Ryan Gravel, AICP, LEED AP, is an urban planner, designer, and author working on site design, infrastructure, concept development, and public policy as the founding principal at Sixpitch. His master’s thesis in 1999 was the original vision for the Atlanta Beltline, a 22-mile transit greenway that with fifteen years of progress, is changing both the physical form of his city and the decisions people make about living there. Now a $4 billion public-private investment in the early stages of implementation, the project’s health and economic benefits are already evident through record-breaking use of its first section of mainline trail and $4.1 billion of private sector redevelopment since 2005.

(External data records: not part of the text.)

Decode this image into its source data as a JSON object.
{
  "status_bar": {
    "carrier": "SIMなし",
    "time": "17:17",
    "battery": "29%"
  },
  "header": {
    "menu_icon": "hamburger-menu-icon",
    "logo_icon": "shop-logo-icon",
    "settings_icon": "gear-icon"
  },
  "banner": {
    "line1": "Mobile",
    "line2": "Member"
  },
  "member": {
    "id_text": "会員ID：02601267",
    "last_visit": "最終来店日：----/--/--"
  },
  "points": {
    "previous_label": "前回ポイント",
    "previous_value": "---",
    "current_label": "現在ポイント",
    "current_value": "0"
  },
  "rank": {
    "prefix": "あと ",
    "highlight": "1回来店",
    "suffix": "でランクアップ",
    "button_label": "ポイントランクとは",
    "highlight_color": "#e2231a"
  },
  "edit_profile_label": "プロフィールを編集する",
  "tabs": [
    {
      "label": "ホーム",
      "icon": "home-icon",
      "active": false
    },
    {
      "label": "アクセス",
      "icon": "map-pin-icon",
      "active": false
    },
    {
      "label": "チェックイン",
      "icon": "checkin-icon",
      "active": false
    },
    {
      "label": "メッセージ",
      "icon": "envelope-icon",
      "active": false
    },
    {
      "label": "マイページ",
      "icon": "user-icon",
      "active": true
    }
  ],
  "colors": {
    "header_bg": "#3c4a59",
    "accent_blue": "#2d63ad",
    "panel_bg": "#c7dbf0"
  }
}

Ryan has received numerous awards and press related to his work on the Atlanta Beltline and tells his story internationally, but an essential aspect of his work is yet to come. Alongside project work at Sixpitch and research on similar “catalyst infrastructure” projects around the world, he makes a compelling case about what this movement means and why it matters. In his book, “Where We Want to Live,” (St. Martin’s Press, 2016), Ryan investigates the cultural side of infrastructure, describing how its intimate relationship with our way of life can illuminate a brighter path forward for cities.
Ryan’s story has made ink in the New York Times, Wall Street Journal, Monocle, CityLab, CNN International, USA Today, and Esquire Magazine. He has been listed among the 100 Most Influential Georgians by Georgia Trend Magazine, 2014; the GOOD 100 by GOOD Magazine, 2013; “Visionary Bureaucrat” by Streetsblog, 2012; and “Top 25 Newsmakers” of 2011 by Engineering News-Record. He received an “Emerging Voices” citation from the AIA-Atlanta, 2011; Jenny D. Thurston Memorial Award from the Atlanta Urban Design Commission, 2007; and was called one of “45 Atlantans We Love” by Atlanta Magazine, 2006; one of “40-under-40″ from the Atlanta Business Chronicle, 2006; and on of the “Best & Brightest” by Esquire Magazine, 2006. Other honors include a Special Award of Recognition from AIA-Atlanta, 2005; and Golden Shoe Award for pedestrian-friendly research from PEDS, 2003.
Ryan serves on boards for the Partnership for Southern Equity and the MillionMile Greenway. He serves on the Urban Land Institute Atlanta’s Liveable Community Council and the Lifecycle Building Center’s Advisory Board.